Tuesday, November 07, 2023
With the country battling dire economic circumstances, it has been revealed that illicit trade is costing a whopping Rs8 trillion to Pakistan each year, further worsening the prevailing financial crunch.
According to the Pakistan Business Council (PBC), Pakistan has "one of the highest" illegal trade in Asia, amounting to $68 billion or 20% of the formal economy, which also equals a damning 85% of the tax revenue target for FY 24.
The forum warned that the existing illegal trade also has an adverse effect on the country's economy and is also linked with criminal activities.
"Illicit trade undermines the formal sector’s growth and exploits labour," the PBC said, adding that not only such activities are detrimental to the environment but also the production and trading of products that are unsafe and substandard.
Blaming high taxes and ineffective enforcement as the reasons behind unrestricted illicit trade, the forum said the phenomenon is further allowed to exist due to a "poorly documented cash-based economy".
The PBC also criticised the fitful measures taken against illegal trade terming them as "unsustainable".

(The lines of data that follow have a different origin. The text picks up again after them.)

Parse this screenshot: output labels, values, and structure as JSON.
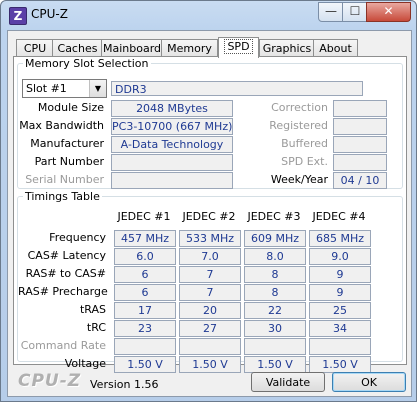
{
  "window": {
    "title": "CPU-Z",
    "app_icon": "Z",
    "minimize": "—",
    "maximize": "☐",
    "close": "✕"
  },
  "tabs": [
    "CPU",
    "Caches",
    "Mainboard",
    "Memory",
    "SPD",
    "Graphics",
    "About"
  ],
  "active_tab": "SPD",
  "slot_selection": {
    "legend": "Memory Slot Selection",
    "selected_slot": "Slot #1",
    "memory_type": "DDR3",
    "module_size": {
      "label": "Module Size",
      "value": "2048 MBytes"
    },
    "max_bandwidth": {
      "label": "Max Bandwidth",
      "value": "PC3-10700 (667 MHz)"
    },
    "manufacturer": {
      "label": "Manufacturer",
      "value": "A-Data Technology"
    },
    "part_number": {
      "label": "Part Number",
      "value": ""
    },
    "serial_number": {
      "label": "Serial Number",
      "value": ""
    },
    "correction": {
      "label": "Correction",
      "value": ""
    },
    "registered": {
      "label": "Registered",
      "value": ""
    },
    "buffered": {
      "label": "Buffered",
      "value": ""
    },
    "spd_ext": {
      "label": "SPD Ext.",
      "value": ""
    },
    "week_year": {
      "label": "Week/Year",
      "value": "04 / 10"
    }
  },
  "timings": {
    "legend": "Timings Table",
    "columns": [
      "JEDEC #1",
      "JEDEC #2",
      "JEDEC #3",
      "JEDEC #4"
    ],
    "rows": [
      {
        "label": "Frequency",
        "values": [
          "457 MHz",
          "533 MHz",
          "609 MHz",
          "685 MHz"
        ]
      },
      {
        "label": "CAS# Latency",
        "values": [
          "6.0",
          "7.0",
          "8.0",
          "9.0"
        ]
      },
      {
        "label": "RAS# to CAS#",
        "values": [
          "6",
          "7",
          "8",
          "9"
        ]
      },
      {
        "label": "RAS# Precharge",
        "values": [
          "6",
          "7",
          "8",
          "9"
        ]
      },
      {
        "label": "tRAS",
        "values": [
          "17",
          "20",
          "22",
          "25"
        ]
      },
      {
        "label": "tRC",
        "values": [
          "23",
          "27",
          "30",
          "34"
        ]
      },
      {
        "label": "Command Rate",
        "values": [
          "",
          "",
          "",
          ""
        ],
        "dim": true
      },
      {
        "label": "Voltage",
        "values": [
          "1.50 V",
          "1.50 V",
          "1.50 V",
          "1.50 V"
        ]
      }
    ]
  },
  "footer": {
    "brand": "CPU-Z",
    "version": "Version 1.56",
    "validate": "Validate",
    "ok": "OK"
  }
}
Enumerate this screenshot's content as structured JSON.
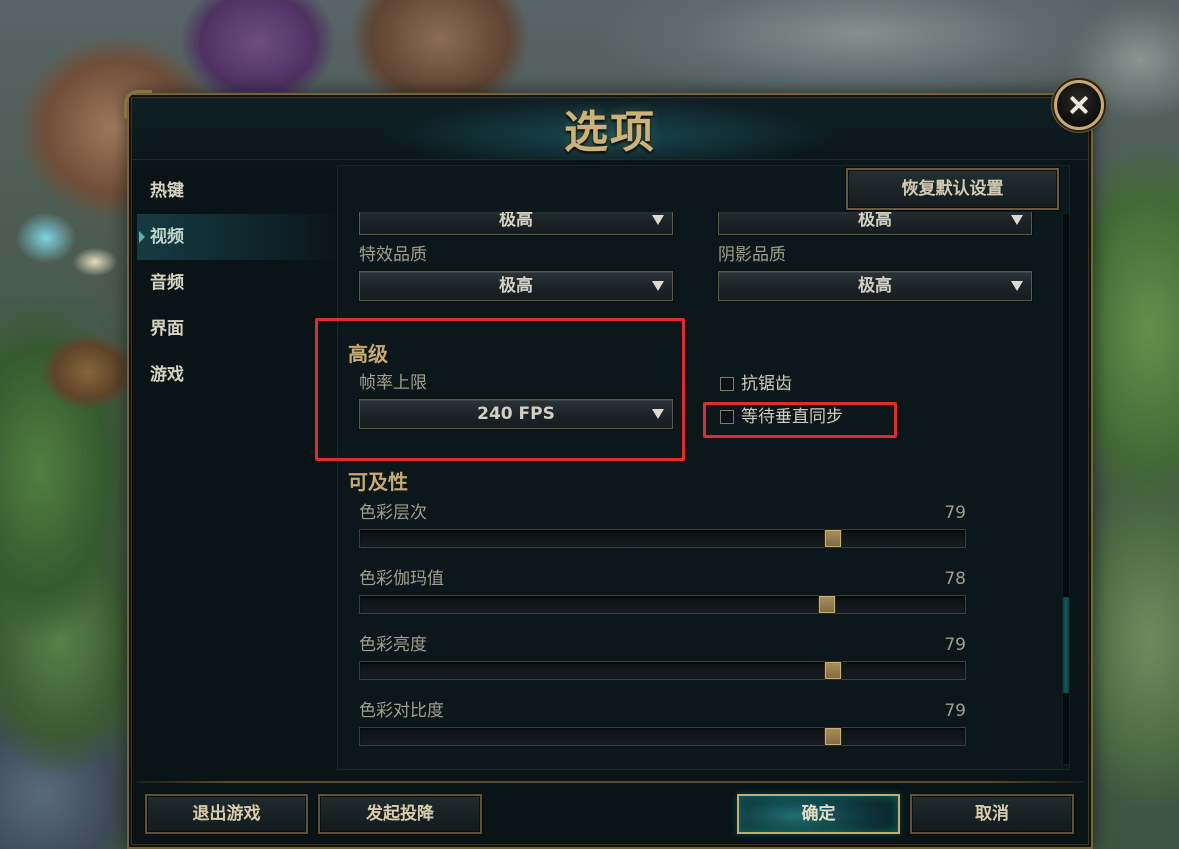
{
  "dialog": {
    "title": "选项"
  },
  "icons": {
    "close": "close-icon",
    "dropdown_arrow": "chevron-down-icon",
    "selected_indicator": "caret-right-icon"
  },
  "sidebar": {
    "items": [
      {
        "label": "热键",
        "selected": false
      },
      {
        "label": "视频",
        "selected": true
      },
      {
        "label": "音频",
        "selected": false
      },
      {
        "label": "界面",
        "selected": false
      },
      {
        "label": "游戏",
        "selected": false
      }
    ]
  },
  "toolbar": {
    "reset_label": "恢复默认设置"
  },
  "video": {
    "top_row": {
      "left_value": "极高",
      "right_value": "极高"
    },
    "effects_quality": {
      "label": "特效品质",
      "value": "极高"
    },
    "shadow_quality": {
      "label": "阴影品质",
      "value": "极高"
    },
    "advanced": {
      "heading": "高级",
      "frame_rate_cap": {
        "label": "帧率上限",
        "value": "240 FPS"
      },
      "anti_aliasing": {
        "label": "抗锯齿",
        "checked": false
      },
      "vsync": {
        "label": "等待垂直同步",
        "checked": false
      }
    },
    "accessibility": {
      "heading": "可及性",
      "sliders": [
        {
          "label": "色彩层次",
          "value": 79
        },
        {
          "label": "色彩伽玛值",
          "value": 78
        },
        {
          "label": "色彩亮度",
          "value": 79
        },
        {
          "label": "色彩对比度",
          "value": 79
        }
      ]
    }
  },
  "footer": {
    "quit_label": "退出游戏",
    "surrender_label": "发起投降",
    "confirm_label": "确定",
    "cancel_label": "取消"
  },
  "colors": {
    "gold": "#c8aa6e",
    "text": "#d6d2c0",
    "label": "#a39e8c",
    "teal": "#0ac8b9",
    "annotation_red": "#e22b2b",
    "panel_bg": "#0a1417"
  }
}
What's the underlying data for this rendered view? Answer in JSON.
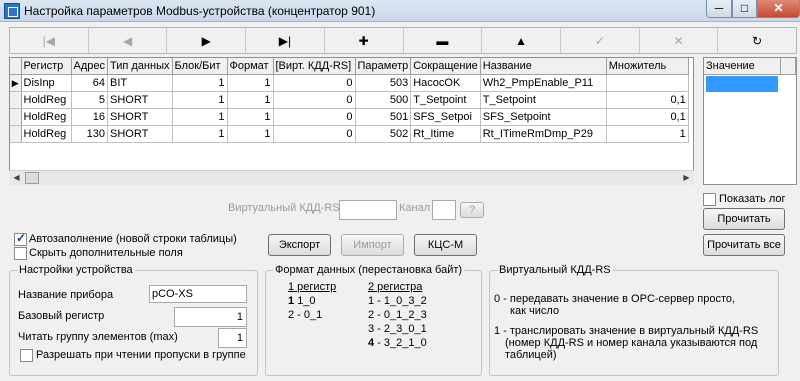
{
  "window": {
    "title": "Настройка параметров Modbus-устройства (концентратор 901)",
    "min": "─",
    "max": "□",
    "close": "✕"
  },
  "navigator": [
    {
      "glyph": "|◀",
      "enabled": false
    },
    {
      "glyph": "◀",
      "enabled": false
    },
    {
      "glyph": "▶",
      "enabled": true
    },
    {
      "glyph": "▶|",
      "enabled": true
    },
    {
      "glyph": "✚",
      "enabled": true
    },
    {
      "glyph": "▬",
      "enabled": true
    },
    {
      "glyph": "▲",
      "enabled": true
    },
    {
      "glyph": "✓",
      "enabled": false
    },
    {
      "glyph": "✕",
      "enabled": false
    },
    {
      "glyph": "↻",
      "enabled": true
    }
  ],
  "grid": {
    "columns": [
      "Регистр",
      "Адрес",
      "Тип данных",
      "Блок/Бит",
      "Формат",
      "[Вирт. КДД-RS]",
      "Параметр",
      "Сокращение",
      "Название",
      "Множитель"
    ],
    "rows": [
      [
        "DisInp",
        "64",
        "BIT",
        "1",
        "1",
        "0",
        "503",
        "HacocOK",
        "Wh2_PmpEnable_P11",
        ""
      ],
      [
        "HoldReg",
        "5",
        "SHORT",
        "1",
        "1",
        "0",
        "500",
        "T_Setpoint",
        "T_Setpoint",
        "0,1"
      ],
      [
        "HoldReg",
        "16",
        "SHORT",
        "1",
        "1",
        "0",
        "501",
        "SFS_Setpoi",
        "SFS_Setpoint",
        "0,1"
      ],
      [
        "HoldReg",
        "130",
        "SHORT",
        "1",
        "1",
        "0",
        "502",
        "Rt_Itime",
        "Rt_ITimeRmDmp_P29",
        "1"
      ]
    ],
    "current_row_marker": "▶"
  },
  "value_grid": {
    "column": "Значение"
  },
  "virtual": {
    "label": "Виртуальный КДД-RS",
    "channel_label": "Канал",
    "help": "?"
  },
  "show_log": {
    "label": "Показать лог",
    "checked": false
  },
  "buttons": {
    "read_one": "Прочитать один",
    "read_all": "Прочитать все",
    "export": "Экспорт",
    "import": "Импорт",
    "kcs": "КЦС-М"
  },
  "autofill": {
    "label": "Автозаполнение (новой строки таблицы)",
    "checked": true
  },
  "hide_fields": {
    "label": "Скрыть дополнительные поля",
    "checked": false
  },
  "device": {
    "title": "Настройки устройства",
    "name_label": "Название прибора",
    "name_value": "pCO-XS",
    "base_label": "Базовый регистр",
    "base_value": "1",
    "group_label": "Читать группу элементов (max)",
    "group_value": "1",
    "allow_gaps_label": "Разрешать при чтении пропуски в группе",
    "allow_gaps_checked": false
  },
  "format": {
    "title": "Формат данных (перестановка байт)",
    "col1_header": "1 регистр",
    "col1": [
      {
        "num": "1",
        "text": "1_0"
      },
      {
        "num": "",
        "text": "2 - 0_1"
      }
    ],
    "col2_header": "2 регистра",
    "col2": [
      "1 - 1_0_3_2",
      "2 - 0_1_2_3",
      "3 - 2_3_0_1"
    ],
    "col2_last": {
      "num": "4",
      "text": "- 3_2_1_0"
    }
  },
  "vkdd": {
    "title": "Виртуальный КДД-RS",
    "line0a": "0 - передавать значение в OPC-сервер просто,",
    "line0b": "как число",
    "line1a": "1 - транслировать значение в виртуальный КДД-RS",
    "line1b": "(номер КДД-RS и номер канала указываются под",
    "line1c": "таблицей)"
  },
  "colors": {
    "selection": "#3399ff",
    "close": "#c34a33"
  }
}
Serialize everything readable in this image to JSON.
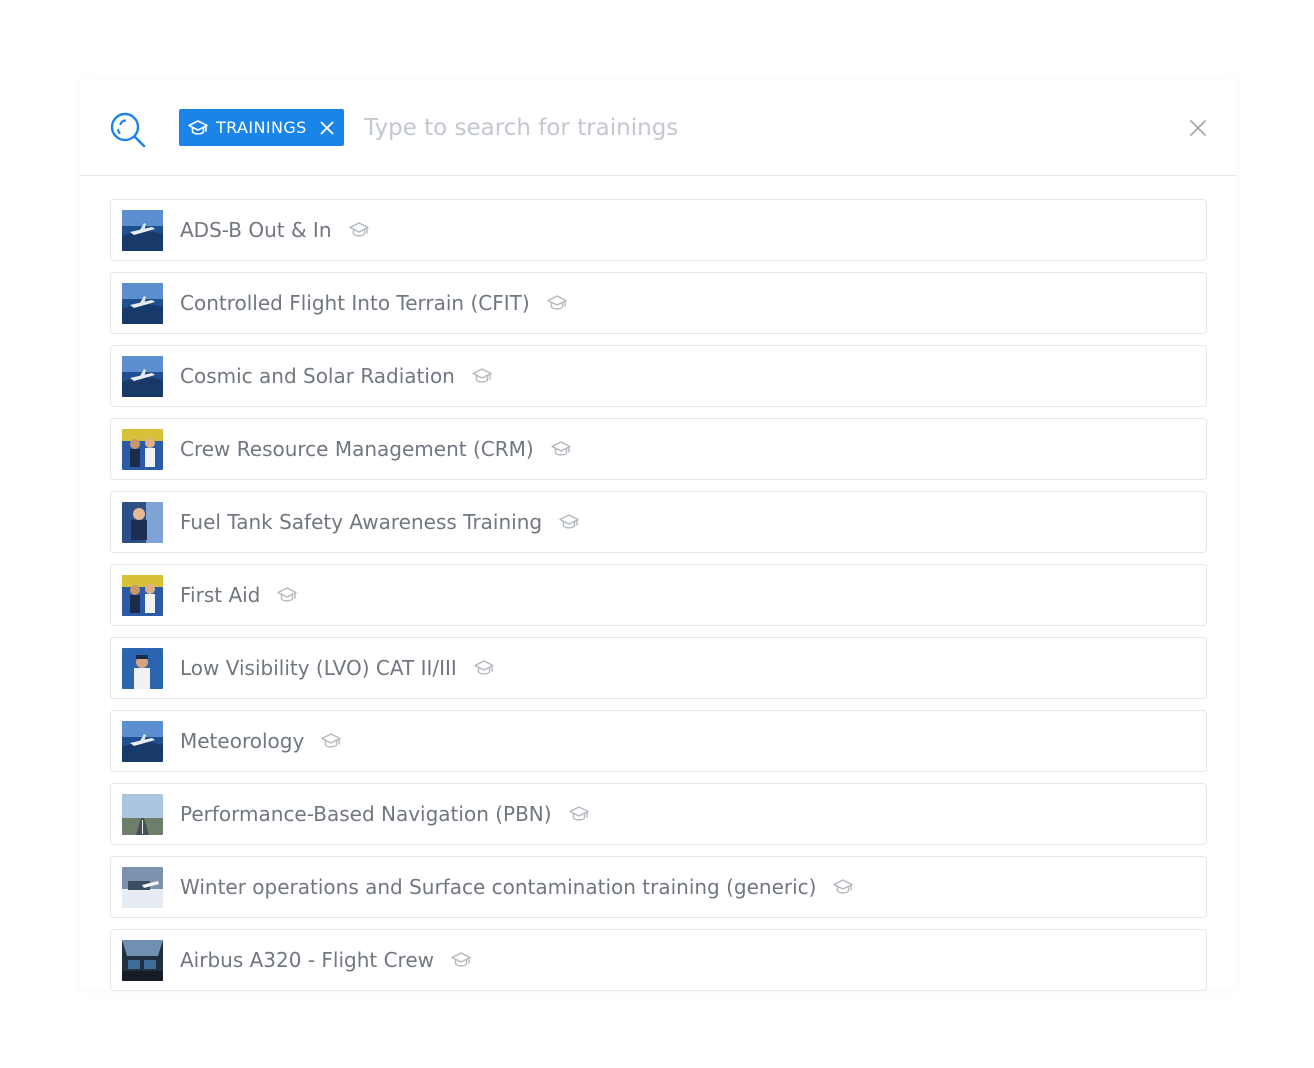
{
  "search": {
    "filter_chip_label": "TRAININGS",
    "placeholder": "Type to search for trainings",
    "value": ""
  },
  "colors": {
    "accent": "#1a84e8",
    "item_text": "#717780",
    "placeholder": "#c3c8d0",
    "border": "#e4e7ec"
  },
  "icons": {
    "search": "search-icon",
    "chip_type": "graduation-cap-icon",
    "chip_remove": "close-icon",
    "clear": "close-icon",
    "item_type": "graduation-cap-icon"
  },
  "results": [
    {
      "title": "ADS-B Out & In",
      "thumb": "aircraft-thumbnail"
    },
    {
      "title": "Controlled Flight Into Terrain (CFIT)",
      "thumb": "aircraft-thumbnail"
    },
    {
      "title": "Cosmic and Solar Radiation",
      "thumb": "aircraft-thumbnail"
    },
    {
      "title": "Crew Resource Management (CRM)",
      "thumb": "crew-thumbnail"
    },
    {
      "title": "Fuel Tank Safety Awareness Training",
      "thumb": "technician-thumbnail"
    },
    {
      "title": "First Aid",
      "thumb": "crew-thumbnail"
    },
    {
      "title": "Low Visibility (LVO) CAT II/III",
      "thumb": "pilot-thumbnail"
    },
    {
      "title": "Meteorology",
      "thumb": "aircraft-thumbnail"
    },
    {
      "title": "Performance-Based Navigation (PBN)",
      "thumb": "runway-thumbnail"
    },
    {
      "title": "Winter operations and Surface contamination training (generic)",
      "thumb": "airport-thumbnail"
    },
    {
      "title": "Airbus A320 - Flight Crew",
      "thumb": "cockpit-thumbnail"
    }
  ]
}
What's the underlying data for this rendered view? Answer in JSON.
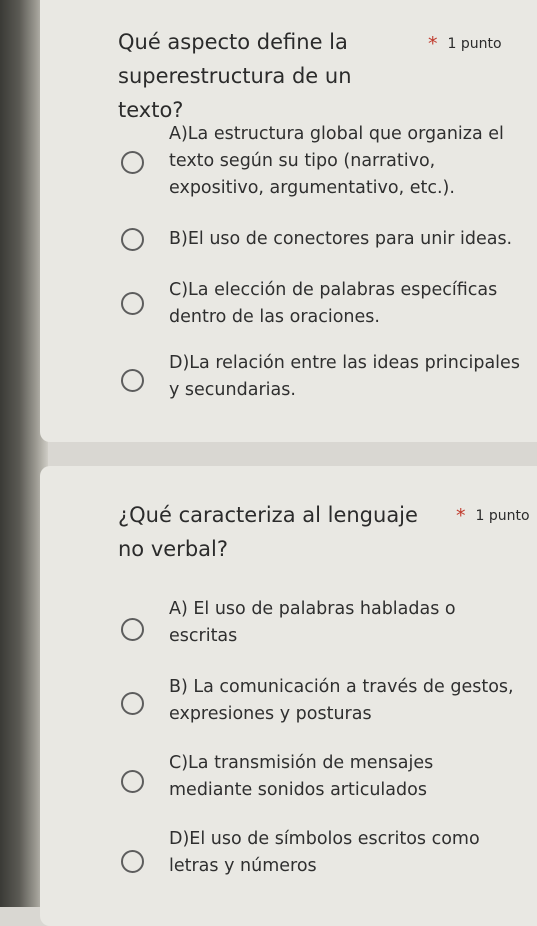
{
  "questions": [
    {
      "title": "Qué aspecto define la superestructura de un texto?",
      "required_mark": "*",
      "points": "1 punto",
      "options": [
        "A)La estructura global que organiza el texto según su tipo (narrativo, expositivo, argumentativo, etc.).",
        "B)El uso de conectores para unir ideas.",
        "C)La elección de palabras específicas dentro de las oraciones.",
        "D)La relación entre las ideas principales y secundarias."
      ]
    },
    {
      "title": "¿Qué caracteriza al lenguaje no verbal?",
      "required_mark": "*",
      "points": "1 punto",
      "options": [
        "A) El uso de palabras habladas o escritas",
        "B) La comunicación a través de gestos, expresiones y posturas",
        "C)La transmisión de mensajes mediante sonidos articulados",
        "D)El uso de símbolos escritos como letras y números"
      ]
    }
  ]
}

Calling for "enduring" fundamental reforms, the body provided a comprehensive framework to curb illicit trade and reduce its adverse impacts on the economy.
As per the PBC, the government needs to;
It is pertinent to mention that Pakistan is facing a severe financial crunch due to depleting foreign reserves and devaluing local currency.
The caretaker government had launched a nationwide crackdown to curb illegal smuggling and hoarding of dollars and other foreign currencies.
Despite, the rupee making notable gains against the greenback, the country still is not out of the deep waters as its Current Account Deficit (CAD) stands at a whopping $6.5 billion.
After the signing of the IMF agreement under the $3 billion Stand-by Arrangement (SBA) programme, the forex reserves saw an improvement in July 2023, but in the last two months, the pace of external loans and grants has slowed down.
Authorities expect that completion of the first review of the IMF programme would push up the dollar inflows from multilateral and bilateral creditors.